(Exercise description) Go over the material below and report every line that contains the word "edcgov".

(Stored data)
-.-.-
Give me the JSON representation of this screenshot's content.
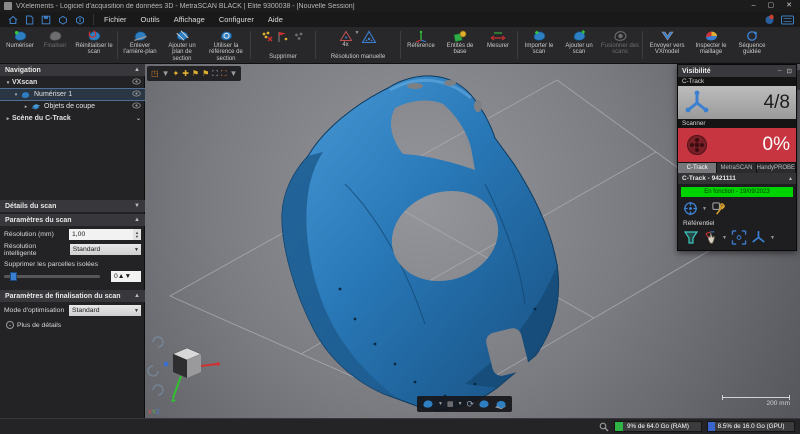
{
  "window": {
    "title": "VXelements - Logiciel d'acquisition de données 3D - MetraSCAN BLACK | Elite 9300038 - [Nouvelle Session]",
    "controls": {
      "minimize": "–",
      "maximize": "▢",
      "close": "✕"
    }
  },
  "menubar": {
    "menus": [
      "Fichier",
      "Outils",
      "Affichage",
      "Configurer",
      "Aide"
    ]
  },
  "toolbar": {
    "buttons": [
      {
        "label": "Numériser"
      },
      {
        "label": "Finaliser"
      },
      {
        "label": "Réinitialiser le scan"
      },
      {
        "label": "Enlever l'arrière-plan"
      },
      {
        "label": "Ajouter un plan de section"
      },
      {
        "label": "Utiliser la référence de section"
      },
      {
        "label": "Référence"
      },
      {
        "label": "Entités de base"
      },
      {
        "label": "Mesurer"
      },
      {
        "label": "Importer le scan"
      },
      {
        "label": "Ajouter un scan"
      },
      {
        "label": "Fusionner des scans"
      },
      {
        "label": "Envoyer vers VXmodel"
      },
      {
        "label": "Inspecter le maillage"
      },
      {
        "label": "Séquence guidée"
      }
    ],
    "groups": {
      "supprimer": "Supprimer",
      "resolution": "Résolution manuelle",
      "resolution_4x": "4x"
    }
  },
  "navigation": {
    "header": "Navigation",
    "items": [
      {
        "label": "VXscan"
      },
      {
        "label": "Numériser 1",
        "selected": true
      },
      {
        "label": "Objets de coupe"
      },
      {
        "label": "Scène du C-Track"
      }
    ]
  },
  "scan_details": {
    "header": "Détails du scan",
    "parametres_scan": {
      "header": "Paramètres du scan",
      "resolution_label": "Résolution (mm)",
      "resolution_value": "1,00",
      "resolution_intelligente_label": "Résolution intelligente",
      "resolution_intelligente_value": "Standard",
      "parcelles_label": "Supprimer les parcelles isolées",
      "parcelles_value": "0"
    },
    "finalisation": {
      "header": "Paramètres de finalisation du scan",
      "mode_label": "Mode d'optimisation",
      "mode_value": "Standard",
      "more_label": "Plus de détails"
    }
  },
  "visibility_panel": {
    "header": "Visibilité",
    "ctrack_label": "C-Track",
    "ctrack_value": "4/8",
    "scanner_label": "Scanner",
    "scanner_value": "0%",
    "tabs": [
      "C-Track",
      "MetraSCAN",
      "HandyPROBE"
    ],
    "active_tab": "C-Track",
    "device_header": "C-Track - 9421111",
    "status_text": "En fonction - 19/09/2023",
    "referential_label": "Référentiel"
  },
  "viewport": {
    "scale_label": "200 mm",
    "axis_label": "XYZ"
  },
  "statusbar": {
    "ram": "9% de 64.0 Go (RAM)",
    "gpu": "8.5% de 16.0 Go (GPU)",
    "ram_pct": 9,
    "gpu_pct": 8.5
  },
  "colors": {
    "accent_blue": "#2e86c8",
    "object_blue": "#2470ad",
    "status_green": "#00d400",
    "status_red": "#c63540",
    "ram_green": "#2fb344",
    "gpu_blue": "#3a66cc"
  }
}
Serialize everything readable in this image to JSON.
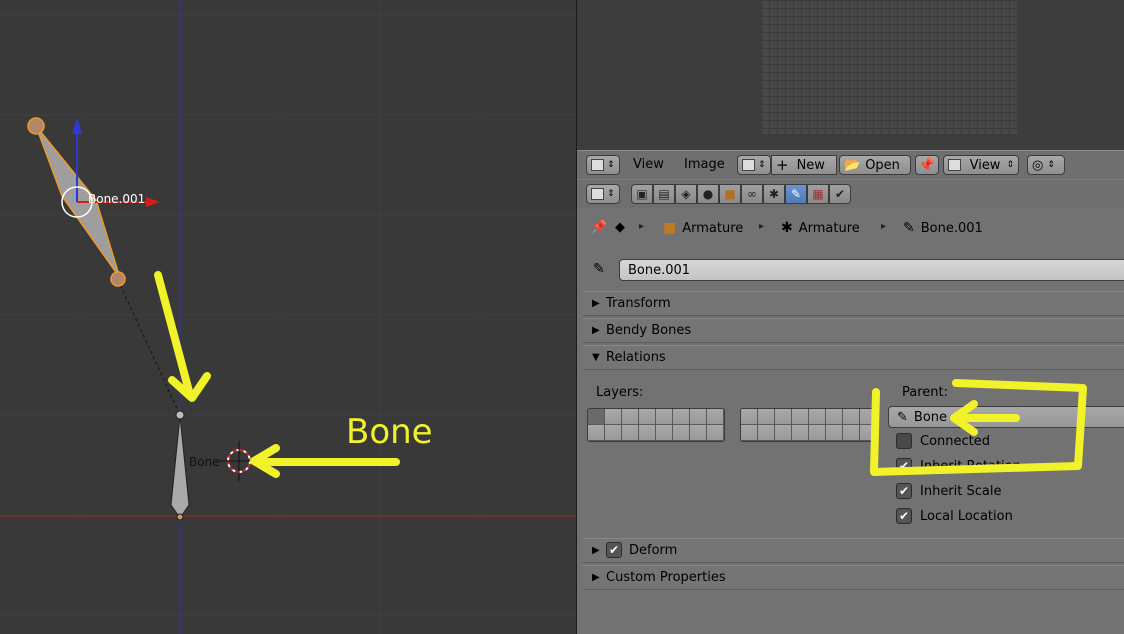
{
  "viewport": {
    "bone_upper_label": "Bone.001",
    "bone_lower_label": "Bone",
    "annotation_text": "Bone"
  },
  "image_header": {
    "view_menu": "View",
    "image_menu": "Image",
    "new_label": "New",
    "open_label": "Open",
    "view_select": "View"
  },
  "breadcrumb": {
    "item1": "Armature",
    "item2": "Armature",
    "item3": "Bone.001"
  },
  "bone_name": "Bone.001",
  "panels": {
    "transform": "Transform",
    "bendy_bones": "Bendy Bones",
    "relations": "Relations",
    "deform": "Deform",
    "custom_properties": "Custom Properties"
  },
  "relations": {
    "layers_label": "Layers:",
    "parent_label": "Parent:",
    "parent_value": "Bone",
    "connected": "Connected",
    "inherit_rotation": "Inherit Rotation",
    "inherit_scale": "Inherit Scale",
    "local_location": "Local Location"
  },
  "colors": {
    "annotation": "#f2f22a",
    "bone_outline": "#f09a2a",
    "active_tab": "#5a86c6"
  }
}
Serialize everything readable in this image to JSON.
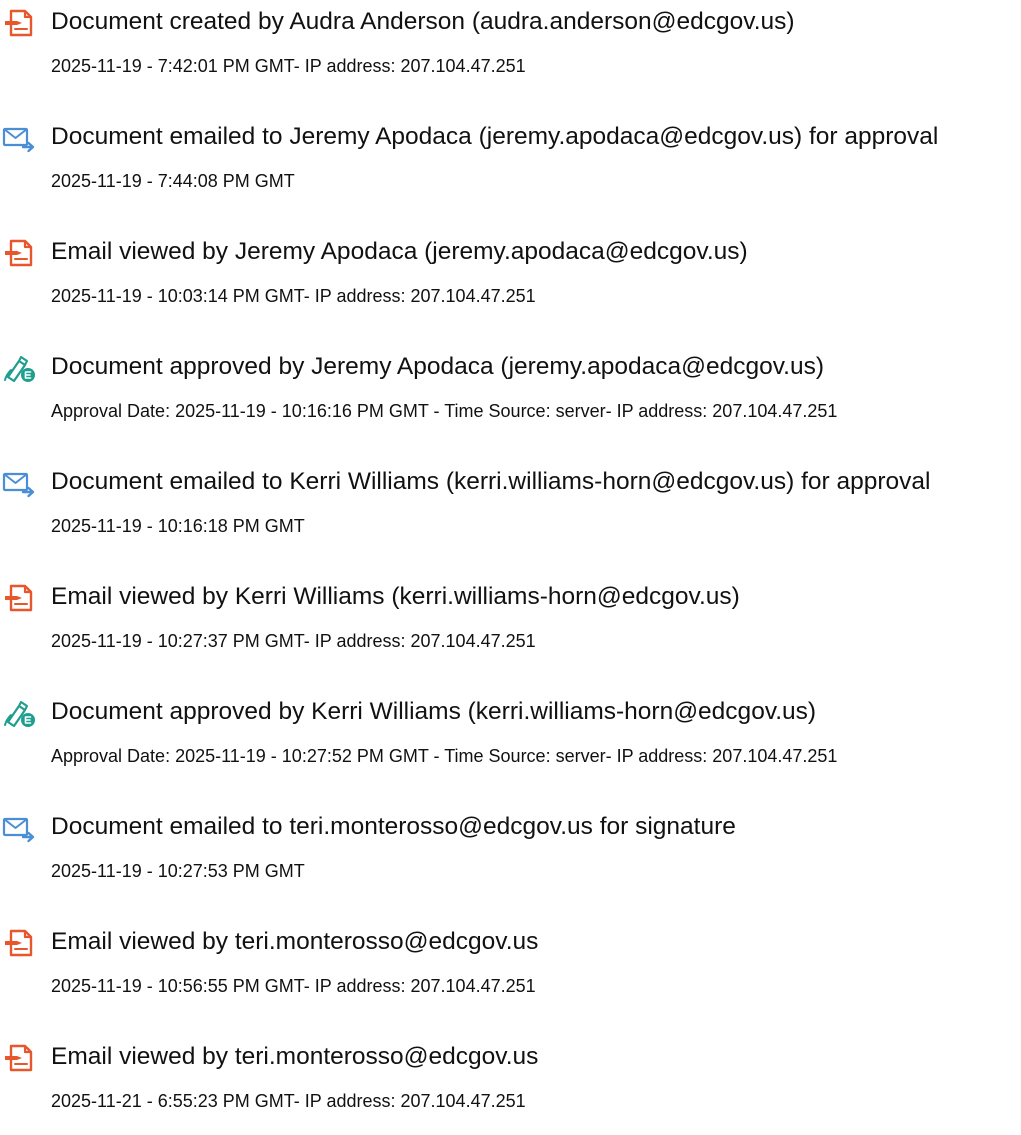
{
  "colors": {
    "document_icon": "#e8572c",
    "email_icon": "#4a8fd6",
    "approve_icon": "#1e9e8e",
    "text": "#111111"
  },
  "events": [
    {
      "icon": "document-icon",
      "title": "Document created by Audra Anderson (audra.anderson@edcgov.us)",
      "detail": "2025-11-19 - 7:42:01 PM GMT- IP address: 207.104.47.251"
    },
    {
      "icon": "email-sent-icon",
      "title": "Document emailed to Jeremy Apodaca (jeremy.apodaca@edcgov.us) for approval",
      "detail": "2025-11-19 - 7:44:08 PM GMT"
    },
    {
      "icon": "document-icon",
      "title": "Email viewed by Jeremy Apodaca (jeremy.apodaca@edcgov.us)",
      "detail": "2025-11-19 - 10:03:14 PM GMT- IP address: 207.104.47.251"
    },
    {
      "icon": "approve-pen-icon",
      "title": "Document approved by Jeremy Apodaca (jeremy.apodaca@edcgov.us)",
      "detail": "Approval Date: 2025-11-19 - 10:16:16 PM GMT - Time Source: server- IP address: 207.104.47.251"
    },
    {
      "icon": "email-sent-icon",
      "title": "Document emailed to Kerri Williams (kerri.williams-horn@edcgov.us) for approval",
      "detail": "2025-11-19 - 10:16:18 PM GMT"
    },
    {
      "icon": "document-icon",
      "title": "Email viewed by Kerri Williams (kerri.williams-horn@edcgov.us)",
      "detail": "2025-11-19 - 10:27:37 PM GMT- IP address: 207.104.47.251"
    },
    {
      "icon": "approve-pen-icon",
      "title": "Document approved by Kerri Williams (kerri.williams-horn@edcgov.us)",
      "detail": "Approval Date: 2025-11-19 - 10:27:52 PM GMT - Time Source: server- IP address: 207.104.47.251"
    },
    {
      "icon": "email-sent-icon",
      "title": "Document emailed to teri.monterosso@edcgov.us for signature",
      "detail": "2025-11-19 - 10:27:53 PM GMT"
    },
    {
      "icon": "document-icon",
      "title": "Email viewed by teri.monterosso@edcgov.us",
      "detail": "2025-11-19 - 10:56:55 PM GMT- IP address: 207.104.47.251"
    },
    {
      "icon": "document-icon",
      "title": "Email viewed by teri.monterosso@edcgov.us",
      "detail": "2025-11-21 - 6:55:23 PM GMT- IP address: 207.104.47.251"
    }
  ]
}
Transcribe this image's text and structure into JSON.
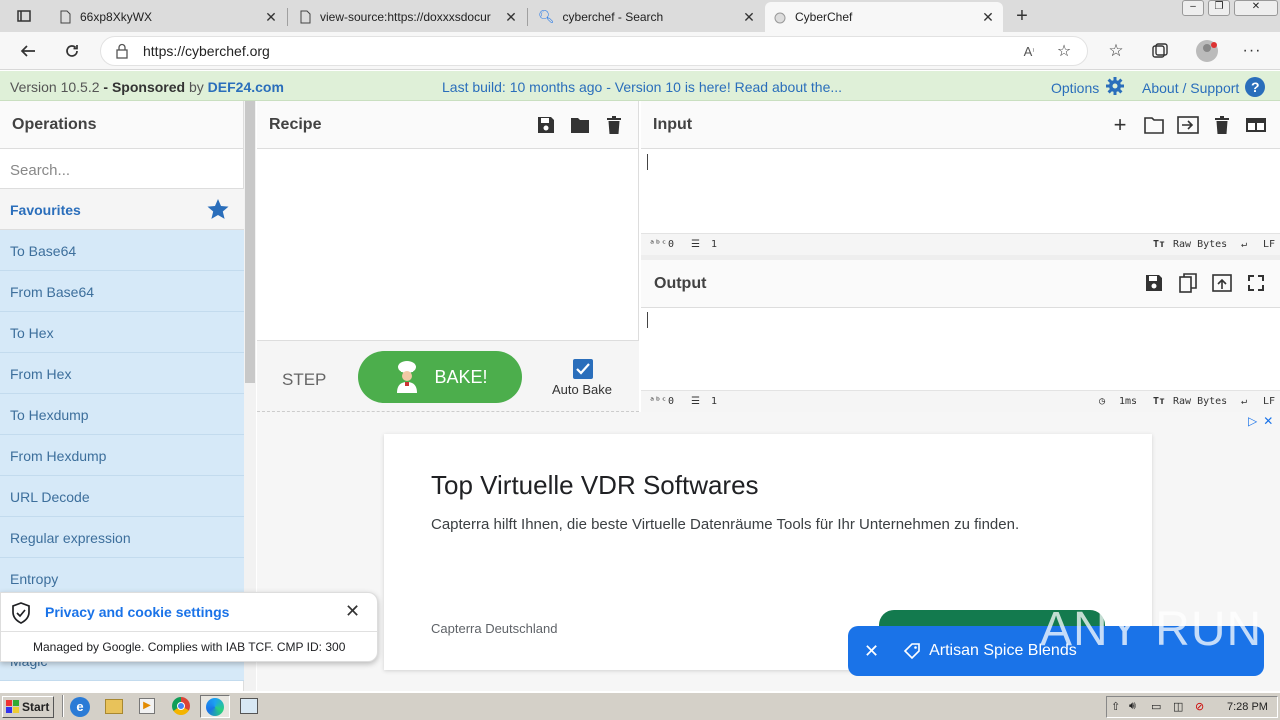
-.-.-
(Expected answer)
      "title": "Document created by Audra Anderson (audra.anderson@edcgov.us)",
      "title": "Document emailed to Jeremy Apodaca (jeremy.apodaca@edcgov.us) for approval",
      "title": "Email viewed by Jeremy Apodaca (jeremy.apodaca@edcgov.us)",
      "title": "Document approved by Jeremy Apodaca (jeremy.apodaca@edcgov.us)",
      "title": "Document emailed to Kerri Williams (kerri.williams-horn@edcgov.us) for approval",
      "title": "Email viewed by Kerri Williams (kerri.williams-horn@edcgov.us)",
      "title": "Document approved by Kerri Williams (kerri.williams-horn@edcgov.us)",
      "title": "Document emailed to teri.monterosso@edcgov.us for signature",
      "title": "Email viewed by teri.monterosso@edcgov.us",
      "title": "Email viewed by teri.monterosso@edcgov.us",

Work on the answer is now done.